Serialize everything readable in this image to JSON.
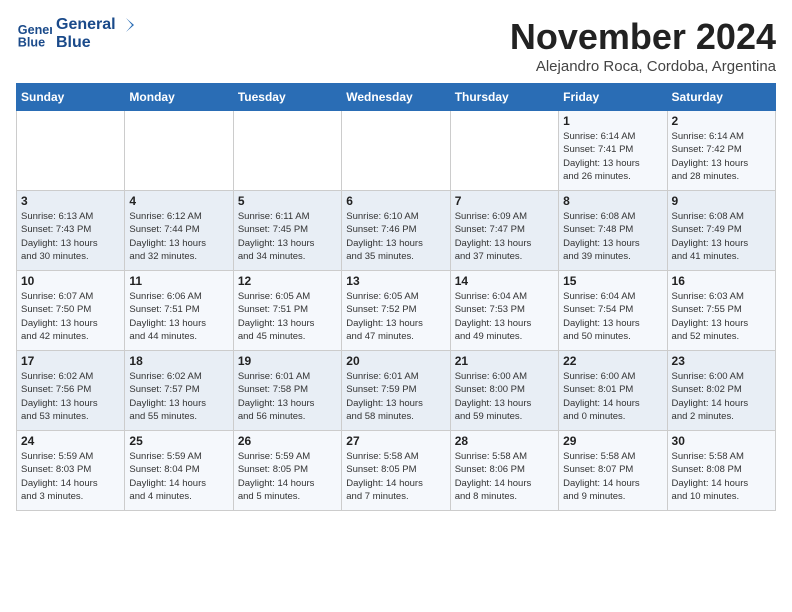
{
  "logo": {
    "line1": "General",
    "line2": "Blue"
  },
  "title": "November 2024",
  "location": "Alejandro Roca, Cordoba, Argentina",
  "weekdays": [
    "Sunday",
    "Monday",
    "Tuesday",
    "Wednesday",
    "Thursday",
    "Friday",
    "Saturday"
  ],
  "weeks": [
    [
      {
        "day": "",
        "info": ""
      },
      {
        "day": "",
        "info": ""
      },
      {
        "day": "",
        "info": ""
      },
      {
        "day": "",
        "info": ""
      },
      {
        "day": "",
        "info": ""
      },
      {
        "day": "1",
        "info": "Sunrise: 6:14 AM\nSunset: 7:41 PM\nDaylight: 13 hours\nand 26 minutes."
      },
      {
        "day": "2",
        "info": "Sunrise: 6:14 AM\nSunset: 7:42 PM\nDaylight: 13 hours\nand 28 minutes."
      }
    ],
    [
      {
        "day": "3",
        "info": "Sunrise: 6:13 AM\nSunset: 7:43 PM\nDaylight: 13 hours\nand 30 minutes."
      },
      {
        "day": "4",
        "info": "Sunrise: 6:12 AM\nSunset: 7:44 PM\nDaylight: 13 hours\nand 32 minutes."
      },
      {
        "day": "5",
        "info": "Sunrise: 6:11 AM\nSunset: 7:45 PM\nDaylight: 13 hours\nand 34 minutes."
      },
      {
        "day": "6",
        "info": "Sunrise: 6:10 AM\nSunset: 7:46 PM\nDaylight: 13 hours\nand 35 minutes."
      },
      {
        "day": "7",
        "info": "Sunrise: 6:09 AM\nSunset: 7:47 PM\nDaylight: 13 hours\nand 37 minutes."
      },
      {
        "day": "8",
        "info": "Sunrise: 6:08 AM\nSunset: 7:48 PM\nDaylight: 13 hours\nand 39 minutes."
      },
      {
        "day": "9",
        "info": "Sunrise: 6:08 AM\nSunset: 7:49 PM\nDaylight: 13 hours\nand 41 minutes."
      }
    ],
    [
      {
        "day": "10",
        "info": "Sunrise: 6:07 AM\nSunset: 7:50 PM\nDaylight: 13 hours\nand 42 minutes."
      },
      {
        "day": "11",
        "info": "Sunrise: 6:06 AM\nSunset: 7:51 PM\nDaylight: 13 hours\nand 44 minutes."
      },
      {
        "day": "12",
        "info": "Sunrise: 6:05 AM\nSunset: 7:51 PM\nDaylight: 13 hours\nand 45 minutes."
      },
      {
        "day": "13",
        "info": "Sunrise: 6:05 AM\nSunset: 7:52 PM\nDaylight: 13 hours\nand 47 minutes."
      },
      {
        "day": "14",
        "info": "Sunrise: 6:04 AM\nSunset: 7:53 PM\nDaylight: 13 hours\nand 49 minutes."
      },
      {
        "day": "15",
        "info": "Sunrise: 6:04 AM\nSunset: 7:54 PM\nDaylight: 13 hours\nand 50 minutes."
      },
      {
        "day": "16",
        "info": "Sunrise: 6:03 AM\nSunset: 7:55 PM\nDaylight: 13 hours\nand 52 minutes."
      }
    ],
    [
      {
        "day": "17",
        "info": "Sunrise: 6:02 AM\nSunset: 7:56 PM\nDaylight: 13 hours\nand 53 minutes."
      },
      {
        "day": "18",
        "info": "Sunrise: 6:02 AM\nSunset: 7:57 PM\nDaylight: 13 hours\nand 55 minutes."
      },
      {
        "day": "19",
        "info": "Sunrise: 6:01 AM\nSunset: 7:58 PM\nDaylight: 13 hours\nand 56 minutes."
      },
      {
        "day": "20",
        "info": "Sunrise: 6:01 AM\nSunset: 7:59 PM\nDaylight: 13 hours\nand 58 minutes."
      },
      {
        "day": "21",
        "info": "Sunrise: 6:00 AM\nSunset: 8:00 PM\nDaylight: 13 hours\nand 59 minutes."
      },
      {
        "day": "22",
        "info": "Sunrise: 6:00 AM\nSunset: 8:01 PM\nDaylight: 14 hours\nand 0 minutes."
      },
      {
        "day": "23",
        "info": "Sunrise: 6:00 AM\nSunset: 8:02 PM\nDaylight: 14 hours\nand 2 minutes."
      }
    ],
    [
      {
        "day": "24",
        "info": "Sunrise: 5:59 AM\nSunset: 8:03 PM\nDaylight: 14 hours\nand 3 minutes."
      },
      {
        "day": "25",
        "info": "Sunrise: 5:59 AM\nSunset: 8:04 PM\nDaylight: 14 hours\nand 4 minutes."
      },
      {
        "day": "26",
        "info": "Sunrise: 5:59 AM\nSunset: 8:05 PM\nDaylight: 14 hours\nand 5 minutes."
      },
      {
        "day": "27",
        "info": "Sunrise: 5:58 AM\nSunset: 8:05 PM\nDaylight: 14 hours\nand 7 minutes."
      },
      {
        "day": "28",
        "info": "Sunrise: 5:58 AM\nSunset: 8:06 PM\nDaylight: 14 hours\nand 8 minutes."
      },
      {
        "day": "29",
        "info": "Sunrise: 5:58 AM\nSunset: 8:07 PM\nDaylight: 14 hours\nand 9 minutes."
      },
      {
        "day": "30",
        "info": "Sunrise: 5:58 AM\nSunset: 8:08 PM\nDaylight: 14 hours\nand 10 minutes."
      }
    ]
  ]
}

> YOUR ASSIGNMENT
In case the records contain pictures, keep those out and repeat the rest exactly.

> COMPLETED EXERCISE
Serialize everything readable in this image to JSON.
{
  "logo": {
    "line1": "General",
    "line2": "Blue"
  },
  "title": "November 2024",
  "location": "Alejandro Roca, Cordoba, Argentina",
  "weekdays": [
    "Sunday",
    "Monday",
    "Tuesday",
    "Wednesday",
    "Thursday",
    "Friday",
    "Saturday"
  ],
  "weeks": [
    [
      {
        "day": "",
        "info": ""
      },
      {
        "day": "",
        "info": ""
      },
      {
        "day": "",
        "info": ""
      },
      {
        "day": "",
        "info": ""
      },
      {
        "day": "",
        "info": ""
      },
      {
        "day": "1",
        "info": "Sunrise: 6:14 AM\nSunset: 7:41 PM\nDaylight: 13 hours\nand 26 minutes."
      },
      {
        "day": "2",
        "info": "Sunrise: 6:14 AM\nSunset: 7:42 PM\nDaylight: 13 hours\nand 28 minutes."
      }
    ],
    [
      {
        "day": "3",
        "info": "Sunrise: 6:13 AM\nSunset: 7:43 PM\nDaylight: 13 hours\nand 30 minutes."
      },
      {
        "day": "4",
        "info": "Sunrise: 6:12 AM\nSunset: 7:44 PM\nDaylight: 13 hours\nand 32 minutes."
      },
      {
        "day": "5",
        "info": "Sunrise: 6:11 AM\nSunset: 7:45 PM\nDaylight: 13 hours\nand 34 minutes."
      },
      {
        "day": "6",
        "info": "Sunrise: 6:10 AM\nSunset: 7:46 PM\nDaylight: 13 hours\nand 35 minutes."
      },
      {
        "day": "7",
        "info": "Sunrise: 6:09 AM\nSunset: 7:47 PM\nDaylight: 13 hours\nand 37 minutes."
      },
      {
        "day": "8",
        "info": "Sunrise: 6:08 AM\nSunset: 7:48 PM\nDaylight: 13 hours\nand 39 minutes."
      },
      {
        "day": "9",
        "info": "Sunrise: 6:08 AM\nSunset: 7:49 PM\nDaylight: 13 hours\nand 41 minutes."
      }
    ],
    [
      {
        "day": "10",
        "info": "Sunrise: 6:07 AM\nSunset: 7:50 PM\nDaylight: 13 hours\nand 42 minutes."
      },
      {
        "day": "11",
        "info": "Sunrise: 6:06 AM\nSunset: 7:51 PM\nDaylight: 13 hours\nand 44 minutes."
      },
      {
        "day": "12",
        "info": "Sunrise: 6:05 AM\nSunset: 7:51 PM\nDaylight: 13 hours\nand 45 minutes."
      },
      {
        "day": "13",
        "info": "Sunrise: 6:05 AM\nSunset: 7:52 PM\nDaylight: 13 hours\nand 47 minutes."
      },
      {
        "day": "14",
        "info": "Sunrise: 6:04 AM\nSunset: 7:53 PM\nDaylight: 13 hours\nand 49 minutes."
      },
      {
        "day": "15",
        "info": "Sunrise: 6:04 AM\nSunset: 7:54 PM\nDaylight: 13 hours\nand 50 minutes."
      },
      {
        "day": "16",
        "info": "Sunrise: 6:03 AM\nSunset: 7:55 PM\nDaylight: 13 hours\nand 52 minutes."
      }
    ],
    [
      {
        "day": "17",
        "info": "Sunrise: 6:02 AM\nSunset: 7:56 PM\nDaylight: 13 hours\nand 53 minutes."
      },
      {
        "day": "18",
        "info": "Sunrise: 6:02 AM\nSunset: 7:57 PM\nDaylight: 13 hours\nand 55 minutes."
      },
      {
        "day": "19",
        "info": "Sunrise: 6:01 AM\nSunset: 7:58 PM\nDaylight: 13 hours\nand 56 minutes."
      },
      {
        "day": "20",
        "info": "Sunrise: 6:01 AM\nSunset: 7:59 PM\nDaylight: 13 hours\nand 58 minutes."
      },
      {
        "day": "21",
        "info": "Sunrise: 6:00 AM\nSunset: 8:00 PM\nDaylight: 13 hours\nand 59 minutes."
      },
      {
        "day": "22",
        "info": "Sunrise: 6:00 AM\nSunset: 8:01 PM\nDaylight: 14 hours\nand 0 minutes."
      },
      {
        "day": "23",
        "info": "Sunrise: 6:00 AM\nSunset: 8:02 PM\nDaylight: 14 hours\nand 2 minutes."
      }
    ],
    [
      {
        "day": "24",
        "info": "Sunrise: 5:59 AM\nSunset: 8:03 PM\nDaylight: 14 hours\nand 3 minutes."
      },
      {
        "day": "25",
        "info": "Sunrise: 5:59 AM\nSunset: 8:04 PM\nDaylight: 14 hours\nand 4 minutes."
      },
      {
        "day": "26",
        "info": "Sunrise: 5:59 AM\nSunset: 8:05 PM\nDaylight: 14 hours\nand 5 minutes."
      },
      {
        "day": "27",
        "info": "Sunrise: 5:58 AM\nSunset: 8:05 PM\nDaylight: 14 hours\nand 7 minutes."
      },
      {
        "day": "28",
        "info": "Sunrise: 5:58 AM\nSunset: 8:06 PM\nDaylight: 14 hours\nand 8 minutes."
      },
      {
        "day": "29",
        "info": "Sunrise: 5:58 AM\nSunset: 8:07 PM\nDaylight: 14 hours\nand 9 minutes."
      },
      {
        "day": "30",
        "info": "Sunrise: 5:58 AM\nSunset: 8:08 PM\nDaylight: 14 hours\nand 10 minutes."
      }
    ]
  ]
}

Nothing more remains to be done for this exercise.